The striking Fairfax journalists deserve credit for puncturing the idea that reshaping news media can only occur – or can occur at all — within the sort of narrow Micawber-ism being pushed out by Fairfax management.
In the editorials attacking their own striking staff this week, the Australian Financial Review demonstrated a misunderstanding of the ramifications of its own corporate strategy. They indicated that while the company is talking up the future, when it comes to how to get there, they are locked somewhere in the past.
A couple of weeks ago, Crikey blew time on the advertising model for mass media news. The commentary around the Fairfax strike has quickly made this a commonplace. (Disclosure: I’m the former federal secretary of the journalists’ union MEAA).
Without advertising, the key strategy for all mass media companies — particularly those rooted in print like Fairfax or News — is to achieve most of their revenues directly from readers. That’s the apparent justification behind the latest Fairfax cuts. They’re about re-setting costs at a level that can be sustained by subscriptions.
But growing reader revenues to levels that sustain mass media requires an investment in journalism. That was the boast that News Corp made in The Australian, attributing its digital growth to “continuing investment in premium content”.
The cultural and structural changes demanded by a shift from advertising to reader revenues are so profound that you can’t do it while delivering quarter by quarter profits. That’s the approach of Charles Dicken’s Mr Micawber in David Copperfield: “Annual income twenty pounds, annual expenditure nineteen pounds nineteen and six, result happiness. Annual income twenty pounds, annual expenditure twenty pounds nought and six, result misery.”
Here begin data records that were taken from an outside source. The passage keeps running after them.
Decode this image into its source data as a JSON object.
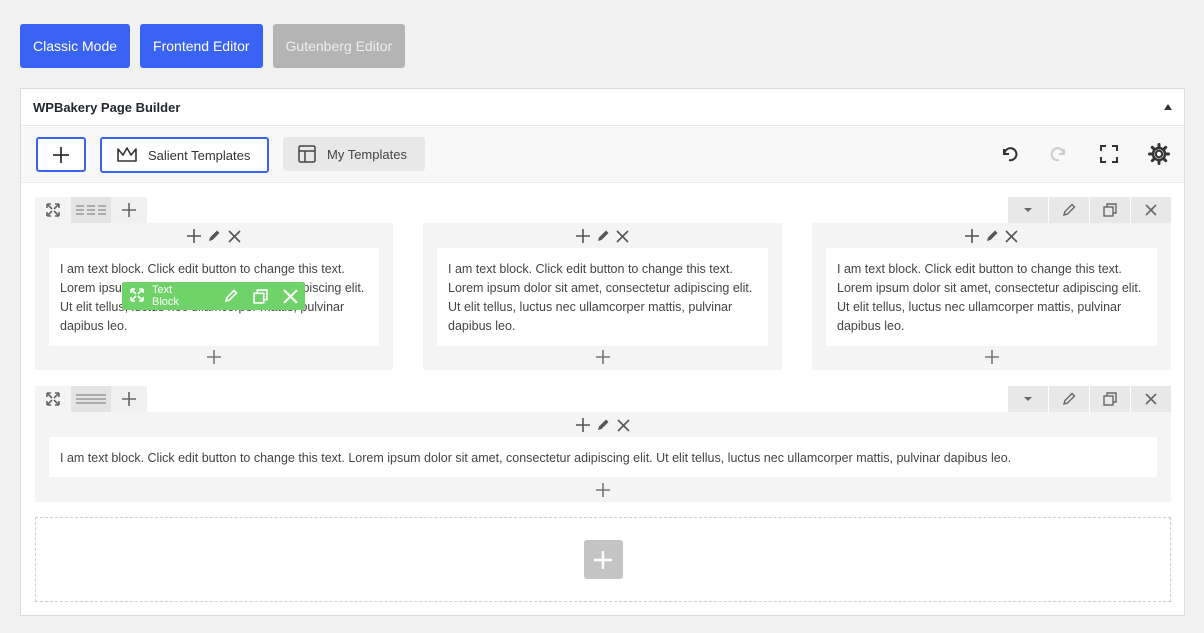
{
  "modes": {
    "classic": "Classic Mode",
    "frontend": "Frontend Editor",
    "gutenberg": "Gutenberg Editor"
  },
  "panel": {
    "title": "WPBakery Page Builder"
  },
  "toolbar": {
    "salient_templates": "Salient Templates",
    "my_templates": "My Templates"
  },
  "text_block": {
    "short": "I am text block. Click edit button to change this text. Lorem ipsum dolor sit amet, consectetur adipiscing elit. Ut elit tellus, luctus nec ullamcorper mattis, pulvinar dapibus leo.",
    "full": "I am text block. Click edit button to change this text. Lorem ipsum dolor sit amet, consectetur adipiscing elit. Ut elit tellus, luctus nec ullamcorper mattis, pulvinar dapibus leo."
  },
  "element_toolbar": {
    "label": "Text Block"
  },
  "colors": {
    "accent": "#3a63f4",
    "element_toolbar": "#6fd36a",
    "disabled": "#b4b4b4"
  }
}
A look at Fairfax Media’s metro publishing revenues for FY 2016 (that is, print plus digital) shows us Mr Micawber in action. Revenues were $575 million (about 90% of them from print). As these revenues slide, the company has worked to keep the cost curve trending down underneath it to continue to meet the pressure for quarter by quarter EBITDA (Earnings before interest, tax, depreciation and amortisation) that will hold up the share price. The figures in the end of 2016 statement showed this starkly: revenues declined by 8% while costs “improved” (meaning they also came down) by 9%. Mr Micawber would be delighted!
This demands more “improvement” in costs this year (that is, the $30 million in cuts announced by the company). It’s likely to mean more cost cuts next year.
Share market happiness may depend on hitting quarter by quarter EBITDA but it’s hard to see how reader revenues can sustain mass journalism at their current level. According to the company statement on the end of 2016 figures, Fairfax had a digital subscriber base of 226,000 across the AFR, the SMH and The Age, with a half year income of $22 million. Let’s get out our calculator … annualise that … apply The New York Times‘ achievement of having two parts reader revenues to one part advertising or other revenues, factor in some marginal growth … calculator whirrs …
Hmm. That gives a potential digital product assumed revenues of about $70 million, maybe creeping up to $80 or $90 million. Now that would constrain executive salaries! But would it be enough to build a mass media model?
News Corp, of course, is in a similar position. Its end of March report claimed 333,400 in total digital subscriptions for its Australian mastheads, boosted by the recently added regional papers in Queensland. It also reported that 24% of its news and information revenues in the first quarter were digital revenues, although it is not clear how much of this came from advertising, content marketing or subscriptions. These segments revenues are also dominated by The Wall Street Journal, which boasts about 1.2 million digital subscribers at the end of the quarter.
The other unknown about digital subscription revenues for all companies is just how much is purely digital and how much derives from a joint print-digital subscription.
However, as a global corporation with a dominant shareholder, News Corp is not under the same pressure to feed the market with cost cutting tidbits, although we know they are cutting $40 million this year, much of it in journalists’ jobs.
Unfortunately for growth, the cost cutting call-out to the share market is heard, too, by readers. But while the market hears, “Profits!”, readers hear, “Fewer journalists, less news!” It’s a mixed message that undermines growth.
A start-up approach would break free of the tyranny of quarterly earnings, accepting the imperative of investment in real content to break the constraints on digital growth. And maybe like a lot of start-ups, the Fairfax papers would be better off outside the regimen of publicly listed ownership to give it the space to build without the market demands of the next quarter figures.